→ Work instructions: Top to bottom, give the entries again exactly as written.

→ Records excerpted from a collection:
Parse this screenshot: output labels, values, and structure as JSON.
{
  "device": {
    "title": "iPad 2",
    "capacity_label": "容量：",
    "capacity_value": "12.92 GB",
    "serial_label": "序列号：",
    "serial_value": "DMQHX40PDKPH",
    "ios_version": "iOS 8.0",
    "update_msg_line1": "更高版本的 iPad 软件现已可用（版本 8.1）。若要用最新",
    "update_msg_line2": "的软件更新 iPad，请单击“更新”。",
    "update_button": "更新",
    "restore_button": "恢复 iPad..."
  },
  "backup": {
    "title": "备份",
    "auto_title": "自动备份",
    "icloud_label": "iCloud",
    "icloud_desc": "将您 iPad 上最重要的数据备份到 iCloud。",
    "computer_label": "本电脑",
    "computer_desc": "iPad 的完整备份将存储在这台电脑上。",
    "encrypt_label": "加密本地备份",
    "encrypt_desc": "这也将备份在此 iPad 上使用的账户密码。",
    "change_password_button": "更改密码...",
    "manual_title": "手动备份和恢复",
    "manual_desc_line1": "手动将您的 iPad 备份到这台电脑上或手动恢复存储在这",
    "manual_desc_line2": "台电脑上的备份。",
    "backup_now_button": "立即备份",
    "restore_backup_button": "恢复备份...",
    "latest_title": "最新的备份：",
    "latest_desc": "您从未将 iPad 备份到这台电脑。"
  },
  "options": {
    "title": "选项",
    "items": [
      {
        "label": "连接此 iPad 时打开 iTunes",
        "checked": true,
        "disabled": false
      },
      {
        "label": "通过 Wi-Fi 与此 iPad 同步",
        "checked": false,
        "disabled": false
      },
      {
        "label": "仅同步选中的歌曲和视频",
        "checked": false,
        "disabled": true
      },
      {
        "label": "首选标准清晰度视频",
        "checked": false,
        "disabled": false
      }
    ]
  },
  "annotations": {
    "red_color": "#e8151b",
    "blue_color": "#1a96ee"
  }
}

→ Task output:
Parse this screenshot: output labels, values, and structure as JSON.
{
  "device": {
    "title": "iPad 2",
    "capacity_label": "容量：",
    "capacity_value": "12.92 GB",
    "serial_label": "序列号：",
    "serial_value": "DMQHX40PDKPH",
    "ios_version": "iOS 8.0",
    "update_msg_line1": "更高版本的 iPad 软件现已可用（版本 8.1）。若要用最新",
    "update_msg_line2": "的软件更新 iPad，请单击“更新”。",
    "update_button": "更新",
    "restore_button": "恢复 iPad..."
  },
  "backup": {
    "title": "备份",
    "auto_title": "自动备份",
    "icloud_label": "iCloud",
    "icloud_desc": "将您 iPad 上最重要的数据备份到 iCloud。",
    "computer_label": "本电脑",
    "computer_desc": "iPad 的完整备份将存储在这台电脑上。",
    "encrypt_label": "加密本地备份",
    "encrypt_desc": "这也将备份在此 iPad 上使用的账户密码。",
    "change_password_button": "更改密码...",
    "manual_title": "手动备份和恢复",
    "manual_desc_line1": "手动将您的 iPad 备份到这台电脑上或手动恢复存储在这",
    "manual_desc_line2": "台电脑上的备份。",
    "backup_now_button": "立即备份",
    "restore_backup_button": "恢复备份...",
    "latest_title": "最新的备份：",
    "latest_desc": "您从未将 iPad 备份到这台电脑。"
  },
  "options": {
    "title": "选项",
    "items": [
      {
        "label": "连接此 iPad 时打开 iTunes",
        "checked": true,
        "disabled": false
      },
      {
        "label": "通过 Wi-Fi 与此 iPad 同步",
        "checked": false,
        "disabled": false
      },
      {
        "label": "仅同步选中的歌曲和视频",
        "checked": false,
        "disabled": true
      },
      {
        "label": "首选标准清晰度视频",
        "checked": false,
        "disabled": false
      }
    ]
  },
  "annotations": {
    "red_color": "#e8151b",
    "blue_color": "#1a96ee"
  }
}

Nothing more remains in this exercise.